Web page and app entries:
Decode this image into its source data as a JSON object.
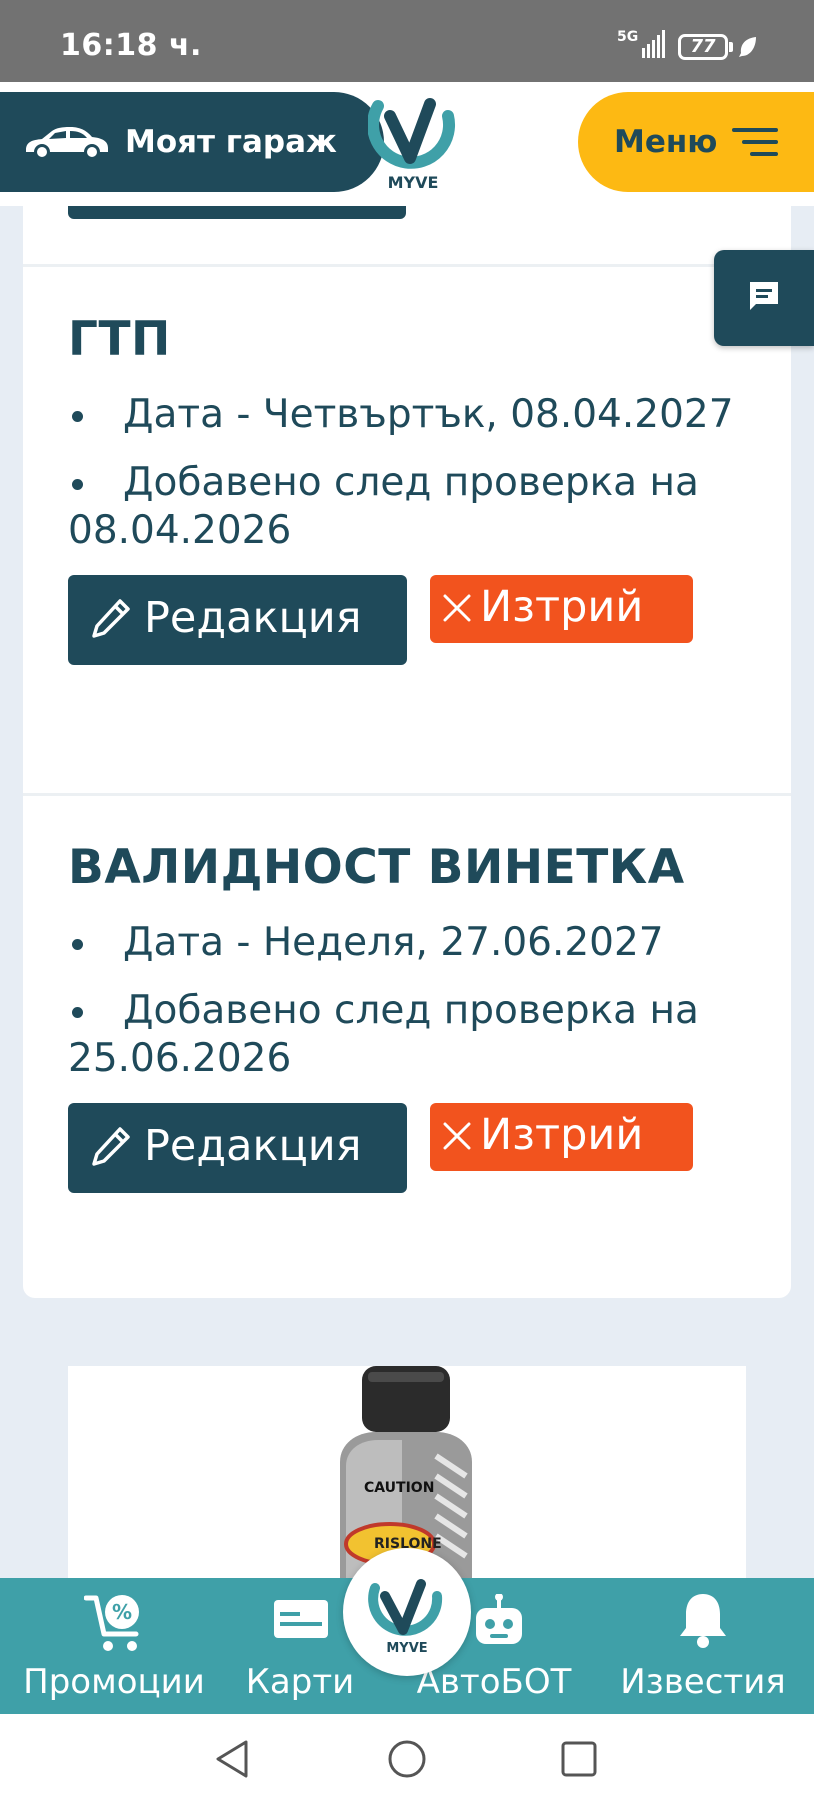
{
  "status_bar": {
    "time": "16:18 ч.",
    "network": "5G",
    "battery": "77"
  },
  "header": {
    "garage_label": "Моят гараж",
    "logo_text": "MYVE",
    "menu_label": "Меню"
  },
  "items": [
    {
      "title": "ГТП",
      "bullets": [
        "Дата - Четвъртък, 08.04.2027",
        "Добавено след проверка на 08.04.2026"
      ],
      "edit_label": "Редакция",
      "delete_label": "Изтрий"
    },
    {
      "title": "ВАЛИДНОСТ ВИНЕТКА",
      "bullets": [
        "Дата - Неделя, 27.06.2027",
        "Добавено след проверка на 25.06.2026"
      ],
      "edit_label": "Редакция",
      "delete_label": "Изтрий"
    }
  ],
  "promo": {
    "caution_text": "CAUTION",
    "brand_text": "RISLONE"
  },
  "bottom_nav": {
    "items": [
      {
        "label": "Промоции",
        "icon": "cart-percent-icon"
      },
      {
        "label": "Карти",
        "icon": "card-icon"
      },
      {
        "label": "АвтоБОТ",
        "icon": "robot-icon"
      },
      {
        "label": "Известия",
        "icon": "bell-icon"
      }
    ],
    "center_logo_text": "MYVE"
  },
  "colors": {
    "primary": "#1f4a5a",
    "accent": "#fdb913",
    "danger": "#f2531e",
    "nav": "#3fa0a8"
  }
}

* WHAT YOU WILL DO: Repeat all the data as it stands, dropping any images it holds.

* EXERCISE ANSWER:
Decode this image into its source data as a JSON object.
{
  "status_bar": {
    "time": "16:18 ч.",
    "network": "5G",
    "battery": "77"
  },
  "header": {
    "garage_label": "Моят гараж",
    "logo_text": "MYVE",
    "menu_label": "Меню"
  },
  "items": [
    {
      "title": "ГТП",
      "bullets": [
        "Дата - Четвъртък, 08.04.2027",
        "Добавено след проверка на 08.04.2026"
      ],
      "edit_label": "Редакция",
      "delete_label": "Изтрий"
    },
    {
      "title": "ВАЛИДНОСТ ВИНЕТКА",
      "bullets": [
        "Дата - Неделя, 27.06.2027",
        "Добавено след проверка на 25.06.2026"
      ],
      "edit_label": "Редакция",
      "delete_label": "Изтрий"
    }
  ],
  "promo": {
    "caution_text": "CAUTION",
    "brand_text": "RISLONE"
  },
  "bottom_nav": {
    "items": [
      {
        "label": "Промоции",
        "icon": "cart-percent-icon"
      },
      {
        "label": "Карти",
        "icon": "card-icon"
      },
      {
        "label": "АвтоБОТ",
        "icon": "robot-icon"
      },
      {
        "label": "Известия",
        "icon": "bell-icon"
      }
    ],
    "center_logo_text": "MYVE"
  },
  "colors": {
    "primary": "#1f4a5a",
    "accent": "#fdb913",
    "danger": "#f2531e",
    "nav": "#3fa0a8"
  }
}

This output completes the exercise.